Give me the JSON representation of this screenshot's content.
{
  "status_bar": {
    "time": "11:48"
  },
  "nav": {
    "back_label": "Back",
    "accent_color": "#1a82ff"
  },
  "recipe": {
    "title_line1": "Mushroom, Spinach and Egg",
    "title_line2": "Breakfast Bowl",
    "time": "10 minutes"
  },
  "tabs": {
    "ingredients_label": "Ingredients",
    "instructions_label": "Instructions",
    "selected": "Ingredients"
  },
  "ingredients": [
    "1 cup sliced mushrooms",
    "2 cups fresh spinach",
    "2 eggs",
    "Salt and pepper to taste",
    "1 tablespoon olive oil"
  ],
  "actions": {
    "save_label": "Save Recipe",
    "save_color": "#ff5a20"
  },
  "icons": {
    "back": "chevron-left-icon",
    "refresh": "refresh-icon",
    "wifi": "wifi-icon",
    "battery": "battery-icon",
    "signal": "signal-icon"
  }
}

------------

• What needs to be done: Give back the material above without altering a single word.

• Completed exercise:
Give me the JSON representation of this screenshot's content.
{
  "status_bar": {
    "time": "11:48"
  },
  "nav": {
    "back_label": "Back",
    "accent_color": "#1a82ff"
  },
  "recipe": {
    "title_line1": "Mushroom, Spinach and Egg",
    "title_line2": "Breakfast Bowl",
    "time": "10 minutes"
  },
  "tabs": {
    "ingredients_label": "Ingredients",
    "instructions_label": "Instructions",
    "selected": "Ingredients"
  },
  "ingredients": [
    "1 cup sliced mushrooms",
    "2 cups fresh spinach",
    "2 eggs",
    "Salt and pepper to taste",
    "1 tablespoon olive oil"
  ],
  "actions": {
    "save_label": "Save Recipe",
    "save_color": "#ff5a20"
  },
  "icons": {
    "back": "chevron-left-icon",
    "refresh": "refresh-icon",
    "wifi": "wifi-icon",
    "battery": "battery-icon",
    "signal": "signal-icon"
  }
}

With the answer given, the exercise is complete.